All of them will compete in all four events in the qualifying round, which will determine the 24 contestants for the all-around and the eight for each apparatus final. Kyla Ross, the only global newcomer, will be up on all but vault, where Maroney, the world titlist, will be a priceless one-trick pony. The question is whether this team, which has no Games veterans, can match the extraordinary production by the Class of 2008, which won eight medals in China’s home gym, including golds by Nastia Liukin in all-around and Shawn Johnson on balance beam.
The planetary landscape has changed significantly during the past quadrennium. China has slipped to third on the ladder and has only two members returning from their gold-medal team — He Kexin and Deng Linlin. The Romanians, who were third last time, have been scrambling to rebuild on the fly, coaxing back triple gold-medalist Catalina Ponor, who’d retired in 2007, to add maturity to a young squad. “I just woke up one morning and thought, I have to go back,” said the 24-year-old Ponor, who’d been coaching in the US before she returned to help her teammates win the European title in May.
And the Russians, who owned the sport until the Magnificent 7 upended them in Atlanta in 1996, are on the rise after missing the Olympic podium for the first time in Beijing.
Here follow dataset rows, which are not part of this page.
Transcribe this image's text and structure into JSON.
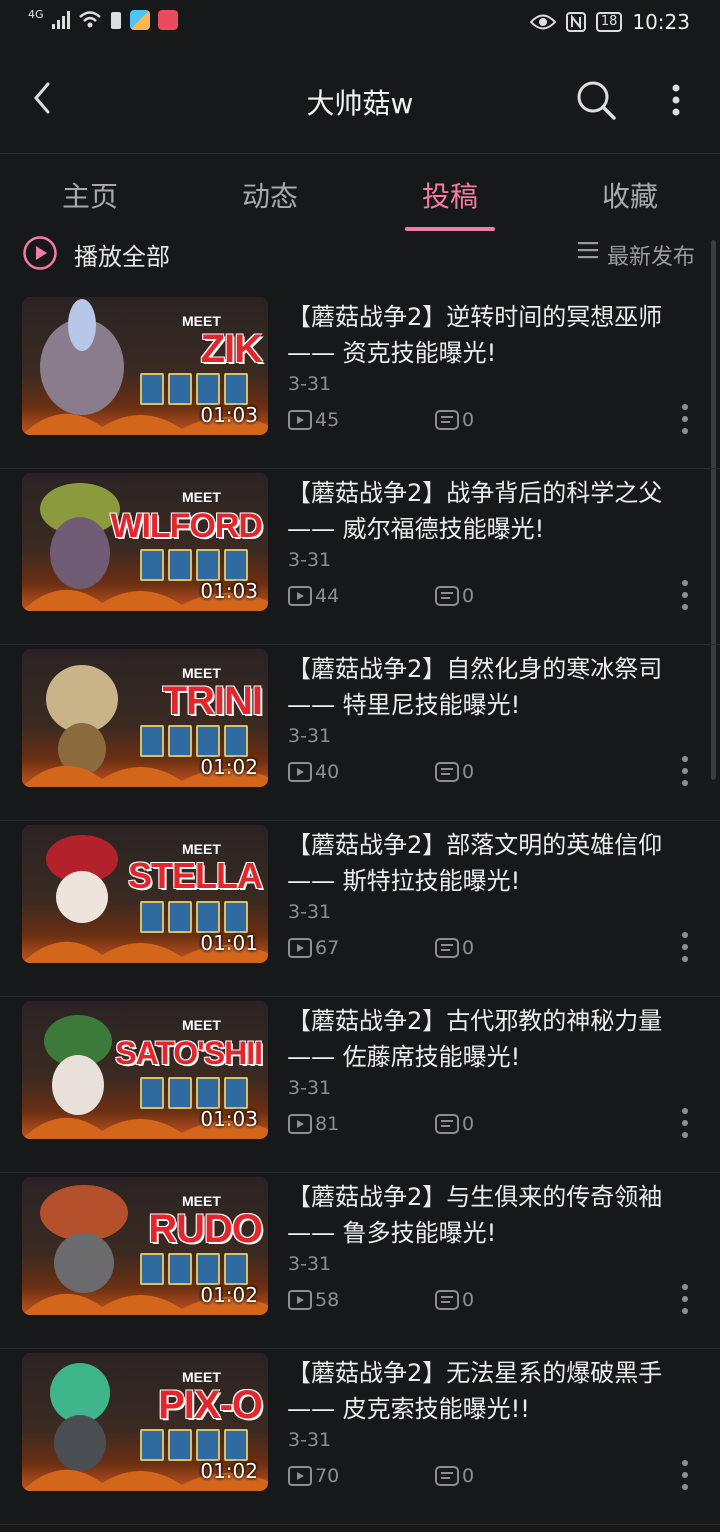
{
  "status": {
    "network": "4G",
    "time": "10:23",
    "battery": "18"
  },
  "header": {
    "title": "大帅菇w"
  },
  "tabs": [
    {
      "label": "主页"
    },
    {
      "label": "动态"
    },
    {
      "label": "投稿",
      "active": true
    },
    {
      "label": "收藏"
    }
  ],
  "toolbar": {
    "play_all": "播放全部",
    "sort": "最新发布"
  },
  "colors": {
    "accent": "#f27ca2",
    "background": "#17181a"
  },
  "videos": [
    {
      "thumb_text": "ZIK",
      "duration": "01:03",
      "title": "【蘑菇战争2】逆转时间的冥想巫师 —— 资克技能曝光!",
      "date": "3-31",
      "views": "45",
      "comments": "0"
    },
    {
      "thumb_text": "WILFORD",
      "duration": "01:03",
      "title": "【蘑菇战争2】战争背后的科学之父 —— 威尔福德技能曝光!",
      "date": "3-31",
      "views": "44",
      "comments": "0"
    },
    {
      "thumb_text": "TRINI",
      "duration": "01:02",
      "title": "【蘑菇战争2】自然化身的寒冰祭司 —— 特里尼技能曝光!",
      "date": "3-31",
      "views": "40",
      "comments": "0"
    },
    {
      "thumb_text": "STELLA",
      "duration": "01:01",
      "title": "【蘑菇战争2】部落文明的英雄信仰 —— 斯特拉技能曝光!",
      "date": "3-31",
      "views": "67",
      "comments": "0"
    },
    {
      "thumb_text": "SATO'SHII",
      "duration": "01:03",
      "title": "【蘑菇战争2】古代邪教的神秘力量 —— 佐藤席技能曝光!",
      "date": "3-31",
      "views": "81",
      "comments": "0"
    },
    {
      "thumb_text": "RUDO",
      "duration": "01:02",
      "title": "【蘑菇战争2】与生俱来的传奇领袖 —— 鲁多技能曝光!",
      "date": "3-31",
      "views": "58",
      "comments": "0"
    },
    {
      "thumb_text": "PIX-O",
      "duration": "01:02",
      "title": "【蘑菇战争2】无法星系的爆破黑手 —— 皮克索技能曝光!!",
      "date": "3-31",
      "views": "70",
      "comments": "0"
    }
  ]
}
Though the Americans took them apart at the world meet, the Motherland was without former world champion Aliya Mustafina. Now she’s back, along with Victoria Komova, who finished less than four-100ths of a point behind Wieber last year.
But over the past dozen years, the Americans have been the world’s most consistently productive squad, making the team podium at every global meet, reliably restocking after every Games. If they perform the way they usually do they have an excellent chance to accomplish what none of their predecessors has. “We feel like we are definitely ready to go out on the competition floor and fight,” said Karolyi.
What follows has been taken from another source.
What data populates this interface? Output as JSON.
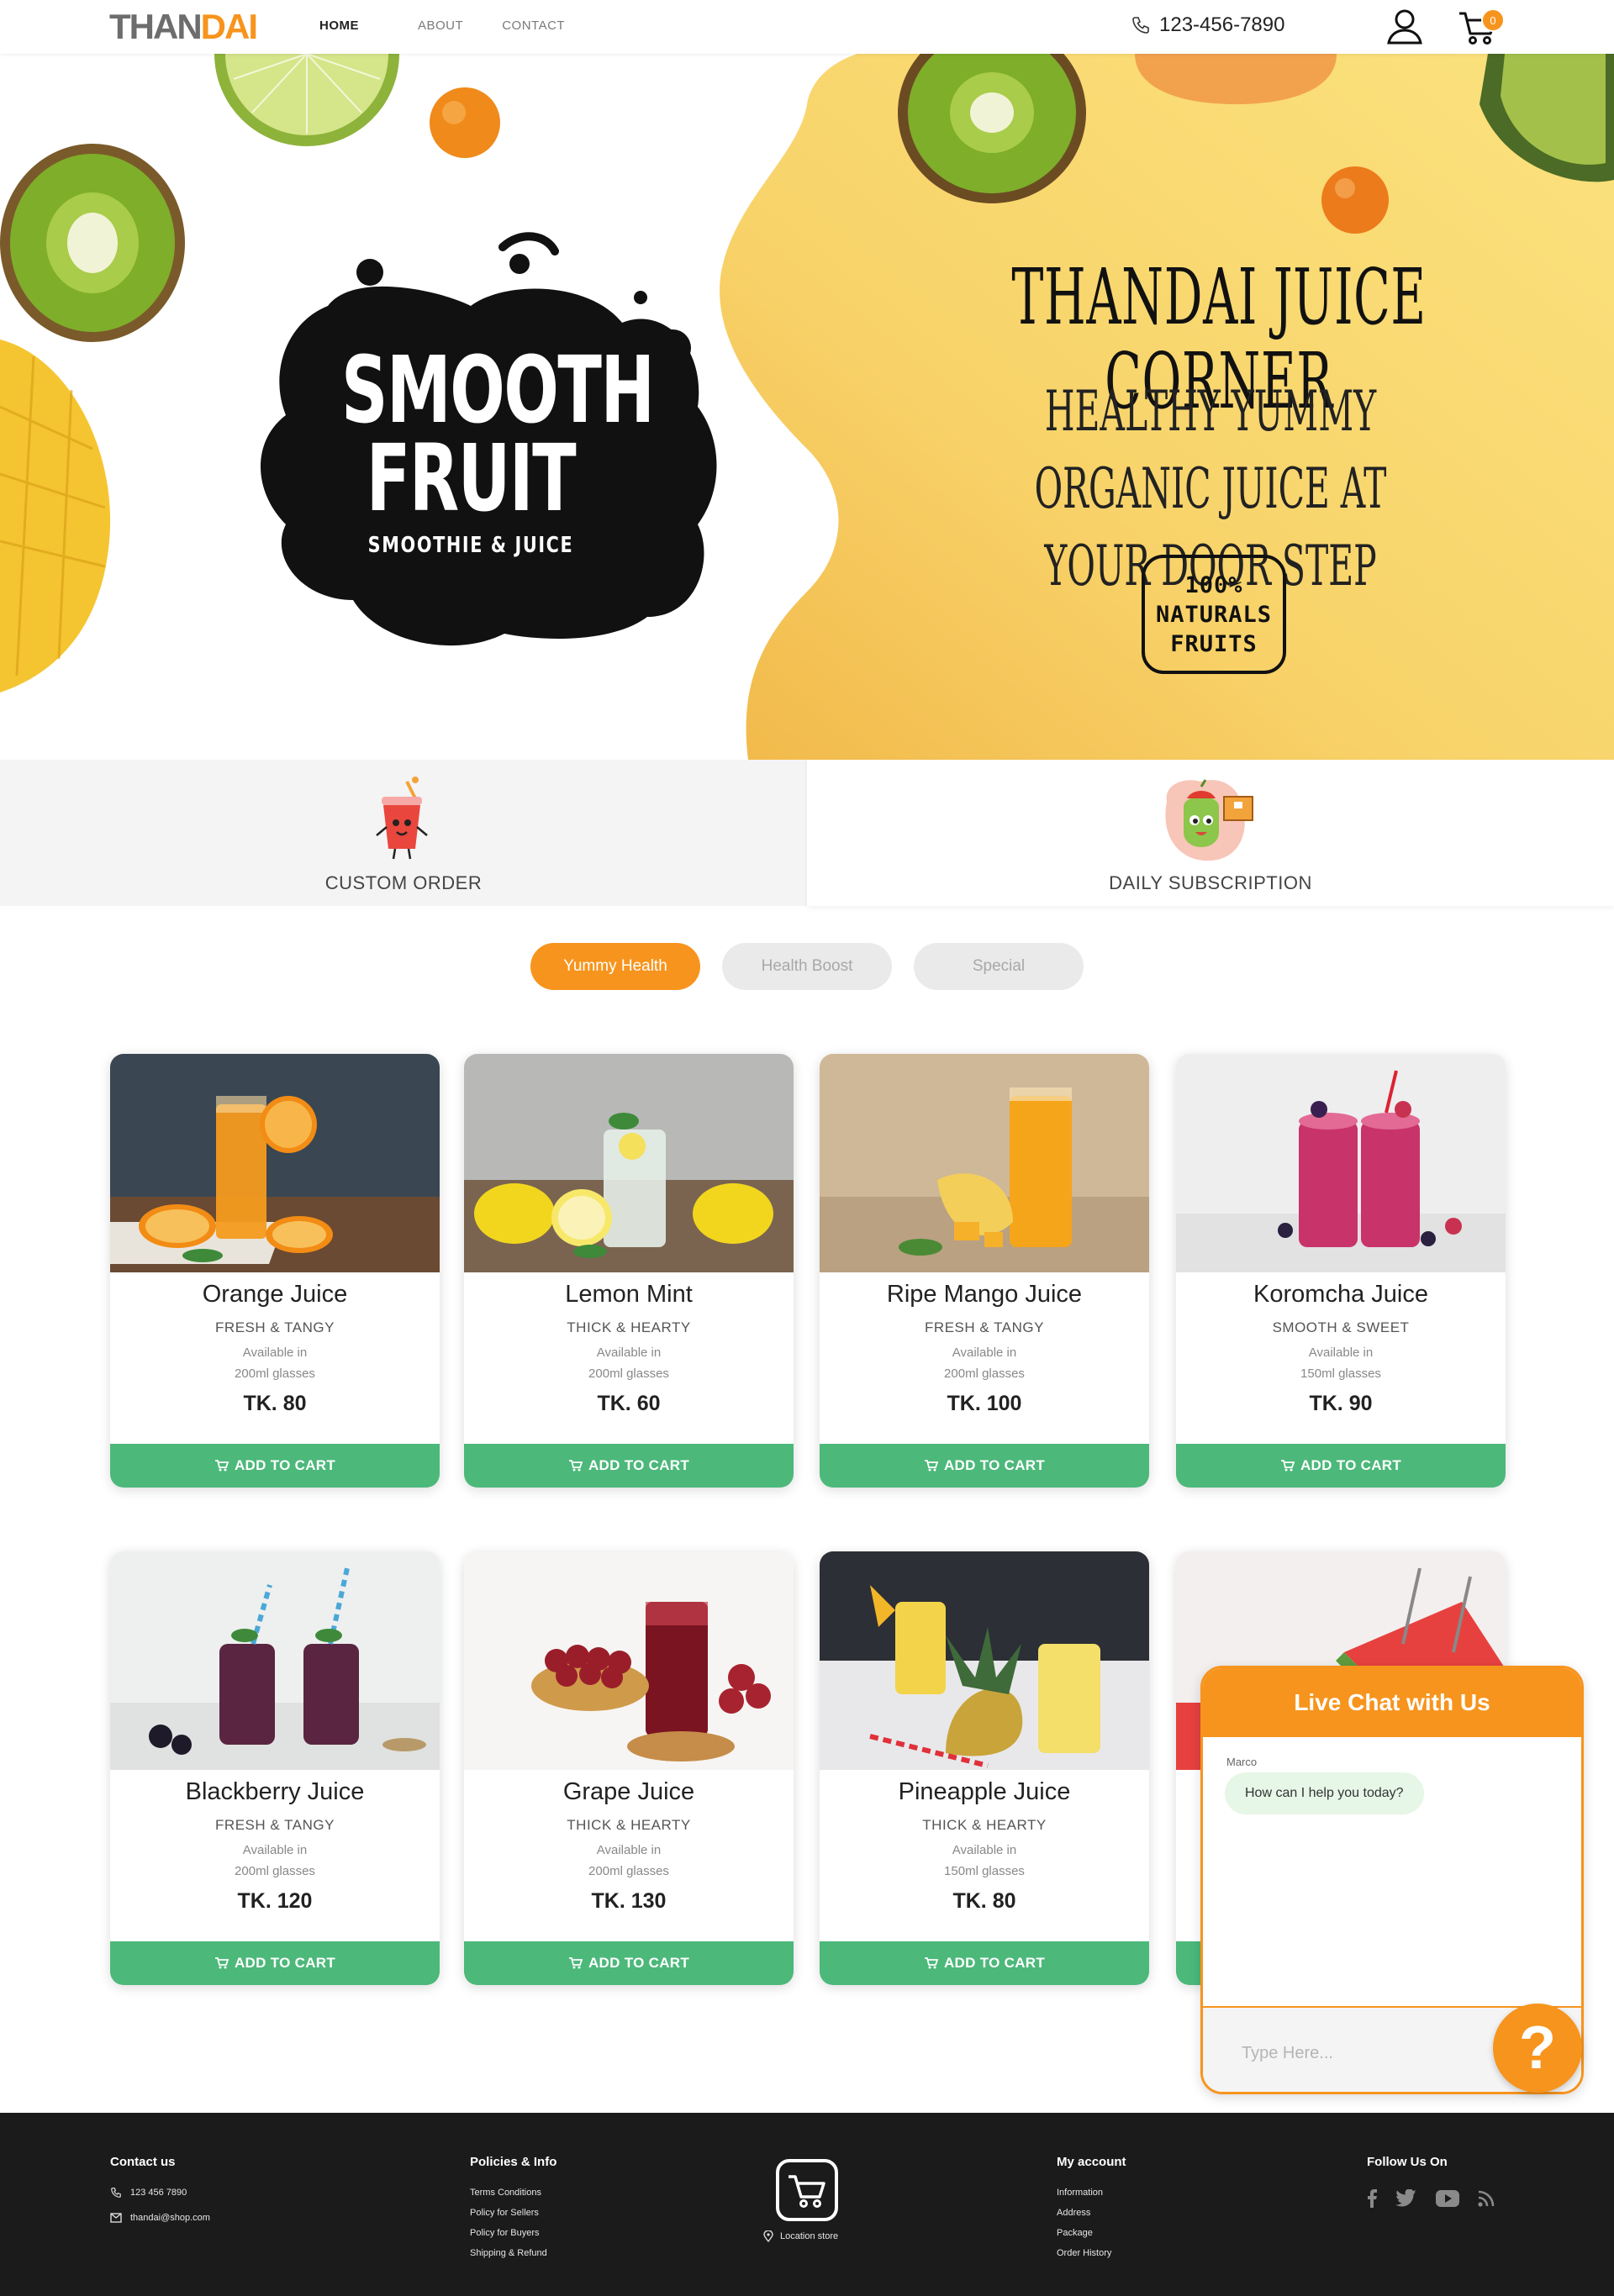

There’s been so much flux since Beijing that Karolyi hasn’t even bothered scouting the Russians and Chinese. “I have no control over it,” she said. “It wouldn’t change what we prepare.” This is the US squad that Karolyi had in her head a couple of months ago and it doesn’t bother her that she wasn’t able to choose it at camp instead of at earlier trials. “I don’t feel bad,” she said. “This is the team that I like.”
And this is the lineup that she’d written down several weeks ago. It was good enough to beat the same rivals last year and Karolyi figures that it’s still good enough, provided that her gymnasts execute. And if they do, they wouldn’t mind that gold medal dangling from a shocking-pink ribbon.